Instructions for the task: Scan the lines below for the string "icon". Reply with how many match, and no other words.

Provided data:
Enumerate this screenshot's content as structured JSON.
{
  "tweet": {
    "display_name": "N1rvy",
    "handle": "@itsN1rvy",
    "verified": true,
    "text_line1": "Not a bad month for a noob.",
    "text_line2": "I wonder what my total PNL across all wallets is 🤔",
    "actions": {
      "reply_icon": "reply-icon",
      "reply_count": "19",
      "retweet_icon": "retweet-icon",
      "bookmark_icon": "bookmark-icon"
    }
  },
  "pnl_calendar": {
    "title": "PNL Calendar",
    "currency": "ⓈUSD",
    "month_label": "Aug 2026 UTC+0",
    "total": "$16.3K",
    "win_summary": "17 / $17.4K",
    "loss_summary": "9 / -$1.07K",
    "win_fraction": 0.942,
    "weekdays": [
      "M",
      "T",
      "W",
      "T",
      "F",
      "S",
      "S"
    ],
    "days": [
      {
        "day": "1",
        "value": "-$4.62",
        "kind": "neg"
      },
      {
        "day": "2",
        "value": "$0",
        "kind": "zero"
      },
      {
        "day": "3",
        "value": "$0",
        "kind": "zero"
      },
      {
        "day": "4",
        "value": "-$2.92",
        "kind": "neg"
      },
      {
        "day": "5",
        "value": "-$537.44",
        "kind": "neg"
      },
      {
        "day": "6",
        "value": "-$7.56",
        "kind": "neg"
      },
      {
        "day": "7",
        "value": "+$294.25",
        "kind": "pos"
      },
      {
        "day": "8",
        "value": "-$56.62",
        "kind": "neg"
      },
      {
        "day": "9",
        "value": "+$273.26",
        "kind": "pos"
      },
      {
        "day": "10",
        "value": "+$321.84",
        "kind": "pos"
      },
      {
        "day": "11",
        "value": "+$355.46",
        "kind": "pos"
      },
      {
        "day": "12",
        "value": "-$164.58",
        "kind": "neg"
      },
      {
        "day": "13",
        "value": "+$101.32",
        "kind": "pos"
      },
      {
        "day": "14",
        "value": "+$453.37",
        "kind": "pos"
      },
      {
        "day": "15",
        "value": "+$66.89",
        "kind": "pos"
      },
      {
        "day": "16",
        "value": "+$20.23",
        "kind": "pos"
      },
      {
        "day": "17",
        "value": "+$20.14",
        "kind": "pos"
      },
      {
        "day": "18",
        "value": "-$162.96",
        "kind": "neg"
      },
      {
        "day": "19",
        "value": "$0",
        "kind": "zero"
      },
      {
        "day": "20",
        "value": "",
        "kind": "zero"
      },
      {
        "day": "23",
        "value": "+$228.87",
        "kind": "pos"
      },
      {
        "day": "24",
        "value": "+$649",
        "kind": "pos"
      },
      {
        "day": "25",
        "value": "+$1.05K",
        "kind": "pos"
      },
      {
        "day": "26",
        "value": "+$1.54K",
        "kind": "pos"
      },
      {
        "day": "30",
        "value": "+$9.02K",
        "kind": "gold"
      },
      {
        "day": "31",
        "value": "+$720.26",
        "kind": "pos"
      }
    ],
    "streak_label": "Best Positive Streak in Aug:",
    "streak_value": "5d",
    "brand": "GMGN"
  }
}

Solution: 3